1. Cook the meat Low and slow--the slower, the better.
2. Cook over natural chunk charcoal
3. Use some kind of wood for smoke flavor
4. Use a rub (and keep this rub a secret on pain of death)
5. Do not sauce while cooking. After cooking, sauce is optional and hotly debated.
6. Mop meat with flavorful liquid regularly to keep meat moist.

I'm following about half of the rules. I'm breaking some on purpose.

I'm cooking the meat low and slow, but since I'm using coals, and not a smoker, the heat is probably going to be higher than is ideal. There's not much I can do about this right now.

I'm not using natural chunk charcoal. I love Alton, but I gotta go against him here. The stuff is a pain in the ass to use. It burns out very quickly--we're talking minutes--it burns hot, and it flames up a lot. I might use it for grilling, sometimes, but I'll sooner get a smoker than use natural chunk charcoal to try to barbecue something.

I'm not using wood because I don't have any on hand. Well, I've got some pine, but that's not a good flavor to impart in meat, well, not in the states, anyways.

I am using a rub. But I am sharing the details. Caveat Emptor: I've not tried the rub before, so I don't know how it will be. I do suggest that you make your own rub, because it's just fun to toss stuff together.

I'm not using sauce.

I am using a mop. I'm basting the meat about every half hour with:

1 cup vinegar
1/2 cup red wine
1/2 cup olive oil
1/4 cup worcestershire sauce
1 teaspoon salt
1 tablespoon paprika

The recipes I've found online usually include beer and/or coffee, vinegar, salt, and some spices. I had no beer, so I used a bottle of red I opened the other night. I wanted to keep the mop simple.

I've got a silicone basting brush I'm using to baste the meat, but some hard-core guys use an actual cotton mop for this purpose. Not my style. I'd probably use a clean cotton dishtowel if I wanted to get a similar effect.

I'm thinking I should probably dig out my meat thermometer to get a better idea when the brisket will be done. Be back soon.

Barbecue part 2

Well, I've had my first problem.

You'd think a simple piece of equipment like a chimney starter would be a no-brainer to use. Not so. After the third attempt to light my coals, I called The Mister home.

I was stuffing the paper into the starter wrong. There's a grate at the bottom of the starter. I was putting paper above the grate. But it was supposed to go below the grate.


But now that I've figured it out, I've lit another batch of coals all by myself.


I've shoved the coals to one side of the Webber, and put the meat on the other side.

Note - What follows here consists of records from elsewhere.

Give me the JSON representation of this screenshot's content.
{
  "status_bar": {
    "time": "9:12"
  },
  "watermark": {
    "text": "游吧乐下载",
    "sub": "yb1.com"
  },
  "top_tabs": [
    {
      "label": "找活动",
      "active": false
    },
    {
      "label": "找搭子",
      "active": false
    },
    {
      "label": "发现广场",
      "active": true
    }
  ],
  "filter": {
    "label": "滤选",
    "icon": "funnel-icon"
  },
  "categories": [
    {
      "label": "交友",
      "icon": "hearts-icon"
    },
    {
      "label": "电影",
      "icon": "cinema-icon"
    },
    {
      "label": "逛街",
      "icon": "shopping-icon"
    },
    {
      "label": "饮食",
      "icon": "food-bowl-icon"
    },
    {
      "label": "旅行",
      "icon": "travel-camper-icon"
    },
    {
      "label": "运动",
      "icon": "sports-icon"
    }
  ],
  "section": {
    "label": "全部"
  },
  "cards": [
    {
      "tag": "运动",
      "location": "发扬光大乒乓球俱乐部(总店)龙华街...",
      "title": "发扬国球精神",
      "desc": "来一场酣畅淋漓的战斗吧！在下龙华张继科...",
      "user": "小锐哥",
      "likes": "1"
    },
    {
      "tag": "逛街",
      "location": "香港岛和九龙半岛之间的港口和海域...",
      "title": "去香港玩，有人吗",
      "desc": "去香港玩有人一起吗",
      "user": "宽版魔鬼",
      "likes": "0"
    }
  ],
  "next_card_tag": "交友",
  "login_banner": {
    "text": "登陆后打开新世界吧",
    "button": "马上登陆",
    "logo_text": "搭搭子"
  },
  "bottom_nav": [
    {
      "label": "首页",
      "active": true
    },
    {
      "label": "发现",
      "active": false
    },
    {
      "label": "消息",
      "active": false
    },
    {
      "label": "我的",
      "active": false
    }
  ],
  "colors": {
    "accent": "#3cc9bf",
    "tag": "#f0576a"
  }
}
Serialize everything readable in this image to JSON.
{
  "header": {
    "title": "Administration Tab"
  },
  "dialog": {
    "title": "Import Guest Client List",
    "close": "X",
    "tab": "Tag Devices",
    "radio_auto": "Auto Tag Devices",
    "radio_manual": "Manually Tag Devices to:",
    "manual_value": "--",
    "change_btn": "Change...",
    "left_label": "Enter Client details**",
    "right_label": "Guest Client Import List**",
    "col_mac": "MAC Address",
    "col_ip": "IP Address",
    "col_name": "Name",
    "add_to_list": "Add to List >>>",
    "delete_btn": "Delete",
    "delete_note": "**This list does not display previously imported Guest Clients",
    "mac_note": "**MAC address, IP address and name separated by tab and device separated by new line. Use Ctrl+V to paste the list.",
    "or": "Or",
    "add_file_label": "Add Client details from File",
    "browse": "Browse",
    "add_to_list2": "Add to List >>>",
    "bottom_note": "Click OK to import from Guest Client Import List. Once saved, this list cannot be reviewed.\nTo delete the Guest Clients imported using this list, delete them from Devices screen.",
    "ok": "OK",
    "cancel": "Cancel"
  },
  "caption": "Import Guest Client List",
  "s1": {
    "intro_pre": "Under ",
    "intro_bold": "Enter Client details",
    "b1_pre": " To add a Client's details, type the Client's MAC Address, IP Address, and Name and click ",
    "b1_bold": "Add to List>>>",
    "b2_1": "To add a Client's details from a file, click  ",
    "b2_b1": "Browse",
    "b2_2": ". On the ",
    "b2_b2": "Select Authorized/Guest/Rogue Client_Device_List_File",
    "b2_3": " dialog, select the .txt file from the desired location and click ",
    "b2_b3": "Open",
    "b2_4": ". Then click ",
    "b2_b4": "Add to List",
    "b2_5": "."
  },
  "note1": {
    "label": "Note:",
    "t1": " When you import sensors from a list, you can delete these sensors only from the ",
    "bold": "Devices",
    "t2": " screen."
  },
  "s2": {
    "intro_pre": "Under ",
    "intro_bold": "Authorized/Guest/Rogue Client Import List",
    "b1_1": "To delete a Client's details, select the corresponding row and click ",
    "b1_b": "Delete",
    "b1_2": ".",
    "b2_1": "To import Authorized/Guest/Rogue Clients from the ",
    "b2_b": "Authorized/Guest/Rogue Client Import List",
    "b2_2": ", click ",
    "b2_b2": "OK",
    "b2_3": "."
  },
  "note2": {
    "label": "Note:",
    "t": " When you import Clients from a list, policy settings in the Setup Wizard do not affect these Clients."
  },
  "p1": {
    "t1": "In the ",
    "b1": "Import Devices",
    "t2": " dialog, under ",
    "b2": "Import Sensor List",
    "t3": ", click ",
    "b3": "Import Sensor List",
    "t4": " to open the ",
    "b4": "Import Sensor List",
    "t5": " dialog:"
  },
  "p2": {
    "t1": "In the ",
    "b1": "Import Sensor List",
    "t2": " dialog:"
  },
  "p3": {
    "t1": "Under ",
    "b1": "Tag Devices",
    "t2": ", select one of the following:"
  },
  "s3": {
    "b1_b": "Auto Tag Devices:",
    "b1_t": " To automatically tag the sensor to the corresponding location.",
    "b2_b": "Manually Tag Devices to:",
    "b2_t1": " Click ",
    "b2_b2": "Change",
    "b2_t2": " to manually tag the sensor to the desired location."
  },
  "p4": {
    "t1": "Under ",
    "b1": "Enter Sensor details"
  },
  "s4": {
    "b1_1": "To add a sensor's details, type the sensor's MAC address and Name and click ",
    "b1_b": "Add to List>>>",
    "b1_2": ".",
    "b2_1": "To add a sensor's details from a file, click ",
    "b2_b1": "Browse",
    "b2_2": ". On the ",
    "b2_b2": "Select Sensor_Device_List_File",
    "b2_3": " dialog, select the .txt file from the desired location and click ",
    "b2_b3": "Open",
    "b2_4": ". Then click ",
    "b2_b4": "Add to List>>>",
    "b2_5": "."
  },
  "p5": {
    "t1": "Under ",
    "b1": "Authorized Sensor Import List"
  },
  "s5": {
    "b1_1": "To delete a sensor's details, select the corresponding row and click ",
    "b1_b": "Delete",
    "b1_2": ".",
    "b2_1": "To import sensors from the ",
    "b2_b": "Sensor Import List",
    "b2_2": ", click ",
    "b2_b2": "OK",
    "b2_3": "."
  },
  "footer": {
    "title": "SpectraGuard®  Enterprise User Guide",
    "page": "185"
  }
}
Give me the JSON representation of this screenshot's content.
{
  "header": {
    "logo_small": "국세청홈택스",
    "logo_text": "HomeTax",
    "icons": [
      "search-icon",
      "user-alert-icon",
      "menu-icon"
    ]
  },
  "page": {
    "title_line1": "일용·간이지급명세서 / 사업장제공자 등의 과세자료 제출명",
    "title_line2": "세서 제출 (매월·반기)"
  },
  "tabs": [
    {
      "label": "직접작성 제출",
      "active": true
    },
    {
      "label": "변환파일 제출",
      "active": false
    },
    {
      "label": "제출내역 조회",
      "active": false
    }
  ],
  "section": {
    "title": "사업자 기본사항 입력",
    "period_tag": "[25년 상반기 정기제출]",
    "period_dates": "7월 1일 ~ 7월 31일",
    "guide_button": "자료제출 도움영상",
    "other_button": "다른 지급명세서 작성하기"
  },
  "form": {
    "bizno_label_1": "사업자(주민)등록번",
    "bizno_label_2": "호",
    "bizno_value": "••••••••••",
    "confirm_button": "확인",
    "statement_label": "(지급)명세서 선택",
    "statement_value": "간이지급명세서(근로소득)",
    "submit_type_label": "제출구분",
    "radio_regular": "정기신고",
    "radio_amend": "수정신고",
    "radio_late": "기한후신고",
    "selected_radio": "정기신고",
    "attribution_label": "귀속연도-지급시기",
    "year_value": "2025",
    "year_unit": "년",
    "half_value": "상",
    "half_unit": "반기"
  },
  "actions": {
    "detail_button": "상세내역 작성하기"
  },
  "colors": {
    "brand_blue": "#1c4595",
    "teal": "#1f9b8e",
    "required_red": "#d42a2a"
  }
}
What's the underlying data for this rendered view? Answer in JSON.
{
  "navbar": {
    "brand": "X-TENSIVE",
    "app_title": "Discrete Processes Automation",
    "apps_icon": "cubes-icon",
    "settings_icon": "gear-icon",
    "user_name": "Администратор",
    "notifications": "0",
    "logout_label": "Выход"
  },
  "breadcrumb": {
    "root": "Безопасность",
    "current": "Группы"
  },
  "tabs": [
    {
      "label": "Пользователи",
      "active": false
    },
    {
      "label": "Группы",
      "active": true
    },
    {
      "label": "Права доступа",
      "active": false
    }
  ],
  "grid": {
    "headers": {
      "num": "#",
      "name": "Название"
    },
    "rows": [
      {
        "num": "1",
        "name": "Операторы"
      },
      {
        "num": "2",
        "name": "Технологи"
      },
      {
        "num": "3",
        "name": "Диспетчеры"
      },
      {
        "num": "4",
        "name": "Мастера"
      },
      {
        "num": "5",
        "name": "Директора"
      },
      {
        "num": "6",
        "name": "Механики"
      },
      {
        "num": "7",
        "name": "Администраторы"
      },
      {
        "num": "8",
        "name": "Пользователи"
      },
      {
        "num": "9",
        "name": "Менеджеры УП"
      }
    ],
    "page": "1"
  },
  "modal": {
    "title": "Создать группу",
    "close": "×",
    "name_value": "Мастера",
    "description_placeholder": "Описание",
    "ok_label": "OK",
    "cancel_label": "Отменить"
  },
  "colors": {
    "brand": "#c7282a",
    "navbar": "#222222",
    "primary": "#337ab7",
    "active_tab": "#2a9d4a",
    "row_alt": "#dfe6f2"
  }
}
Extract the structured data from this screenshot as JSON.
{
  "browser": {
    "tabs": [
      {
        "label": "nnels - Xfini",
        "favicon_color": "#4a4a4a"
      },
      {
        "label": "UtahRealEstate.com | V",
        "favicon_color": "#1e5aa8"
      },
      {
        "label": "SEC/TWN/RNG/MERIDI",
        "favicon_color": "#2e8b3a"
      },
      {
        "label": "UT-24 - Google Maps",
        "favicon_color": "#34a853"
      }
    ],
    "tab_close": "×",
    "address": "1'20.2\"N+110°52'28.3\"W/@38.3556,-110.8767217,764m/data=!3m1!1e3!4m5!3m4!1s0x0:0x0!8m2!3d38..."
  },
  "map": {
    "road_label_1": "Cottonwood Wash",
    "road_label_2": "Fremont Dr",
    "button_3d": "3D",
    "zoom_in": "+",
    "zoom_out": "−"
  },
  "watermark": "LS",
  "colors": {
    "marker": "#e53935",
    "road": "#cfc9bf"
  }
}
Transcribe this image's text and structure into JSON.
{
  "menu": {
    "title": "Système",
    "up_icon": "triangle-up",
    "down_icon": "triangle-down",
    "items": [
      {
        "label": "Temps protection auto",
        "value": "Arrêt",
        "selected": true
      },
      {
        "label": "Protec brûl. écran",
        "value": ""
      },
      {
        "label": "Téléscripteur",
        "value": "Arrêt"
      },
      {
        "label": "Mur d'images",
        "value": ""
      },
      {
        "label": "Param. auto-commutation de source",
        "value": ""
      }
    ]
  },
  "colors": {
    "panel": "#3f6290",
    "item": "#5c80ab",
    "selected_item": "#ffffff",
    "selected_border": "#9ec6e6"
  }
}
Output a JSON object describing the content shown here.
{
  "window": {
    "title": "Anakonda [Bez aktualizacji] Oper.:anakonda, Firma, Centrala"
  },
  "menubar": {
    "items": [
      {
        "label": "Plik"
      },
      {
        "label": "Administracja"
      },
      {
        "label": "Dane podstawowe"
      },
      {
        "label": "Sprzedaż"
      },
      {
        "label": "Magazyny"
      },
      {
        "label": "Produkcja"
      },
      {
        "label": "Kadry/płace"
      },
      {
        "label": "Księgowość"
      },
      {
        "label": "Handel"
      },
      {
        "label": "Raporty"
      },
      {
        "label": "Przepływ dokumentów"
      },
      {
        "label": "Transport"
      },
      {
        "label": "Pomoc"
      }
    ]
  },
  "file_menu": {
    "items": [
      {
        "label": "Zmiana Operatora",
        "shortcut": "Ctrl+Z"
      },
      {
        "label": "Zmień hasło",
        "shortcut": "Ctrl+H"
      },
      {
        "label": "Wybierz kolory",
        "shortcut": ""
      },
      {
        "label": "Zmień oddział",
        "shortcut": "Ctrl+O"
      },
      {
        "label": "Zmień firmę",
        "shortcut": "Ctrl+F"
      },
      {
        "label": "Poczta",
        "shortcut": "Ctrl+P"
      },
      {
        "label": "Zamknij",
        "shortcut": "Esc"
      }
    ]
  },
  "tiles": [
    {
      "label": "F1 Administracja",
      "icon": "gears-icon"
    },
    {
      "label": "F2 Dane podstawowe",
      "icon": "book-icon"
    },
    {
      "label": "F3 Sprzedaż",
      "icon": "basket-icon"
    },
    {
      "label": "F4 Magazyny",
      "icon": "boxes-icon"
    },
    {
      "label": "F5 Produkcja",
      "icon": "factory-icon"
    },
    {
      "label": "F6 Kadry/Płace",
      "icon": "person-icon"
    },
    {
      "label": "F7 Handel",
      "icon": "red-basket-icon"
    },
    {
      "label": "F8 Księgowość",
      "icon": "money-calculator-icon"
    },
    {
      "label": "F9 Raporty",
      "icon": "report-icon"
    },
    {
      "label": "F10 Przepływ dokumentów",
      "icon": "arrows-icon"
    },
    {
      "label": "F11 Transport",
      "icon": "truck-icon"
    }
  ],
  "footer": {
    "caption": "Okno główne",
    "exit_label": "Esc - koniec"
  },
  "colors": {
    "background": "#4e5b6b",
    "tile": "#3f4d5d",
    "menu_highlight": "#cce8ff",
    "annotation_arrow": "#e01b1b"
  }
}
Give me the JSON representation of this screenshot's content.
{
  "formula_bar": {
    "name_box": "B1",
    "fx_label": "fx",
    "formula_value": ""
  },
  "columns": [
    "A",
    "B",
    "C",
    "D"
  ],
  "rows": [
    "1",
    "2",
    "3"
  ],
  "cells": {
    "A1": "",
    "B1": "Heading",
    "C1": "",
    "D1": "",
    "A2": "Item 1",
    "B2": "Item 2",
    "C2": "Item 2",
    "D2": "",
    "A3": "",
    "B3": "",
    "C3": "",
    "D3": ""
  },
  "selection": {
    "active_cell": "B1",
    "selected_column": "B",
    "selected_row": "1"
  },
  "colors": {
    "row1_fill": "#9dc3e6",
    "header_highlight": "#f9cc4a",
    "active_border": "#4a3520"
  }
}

It's been on the grill about a half hour.

For flavor, I put a spice rub on the brisket earlier in the morning.

I didn't really measure what was in the rub, but I figure the recipe below is a fair estimate of what all went into it.

1/2 cup salt
1/4 cup brown sugar
a few tablespoons each of:
chili powder
onion powder
celery salt
curry powder
celery salt
a little bit of
cayenne pepper
black pepper

I massaged all this into the meat pretty good and let it sit while I wrangled with the coals.

Off to mop the meat and check on the coals. What's a mop? Not something to clean floors, in this case. Stay tuned to the next installment to find out more.

Barbecue Part 1

I've been stunningly busy this spring into mid-summer, and have not had much time to blog. As such, my energy to cook creatively has been fairly low, and I've been recharging my culinary batteries. But with the farmers' markets in full bloom, and my CSA share starting in less than two weeks, Cooking will soon become a necesity.

However, this weekend finds me at home. So I've caught up on laundry, tamed the jugle that is our front yard, and decided to do a bit of slow cooking.

I'm doing barbecue.

Not grilling, but barbecue. Where you cook something low and slow over coals, with perhaps a touch of fragrant wood sprinkled atop.

I have to admit, I haven't used the Webber all that much in the 2 years we've had it. It's been nice that The Mister likes to grill, so those days I sit out and let him have at it. But, as he said, 3-5 hours at the coals is a little too much for him.

So, after a quick lesson on grilling, The Mister went off to work and I'm alone at home with the dog, some Kingsford, 2 chimney starters, and 3 pounds of dry-aged highland beef brisket.

Further updates as events warrant.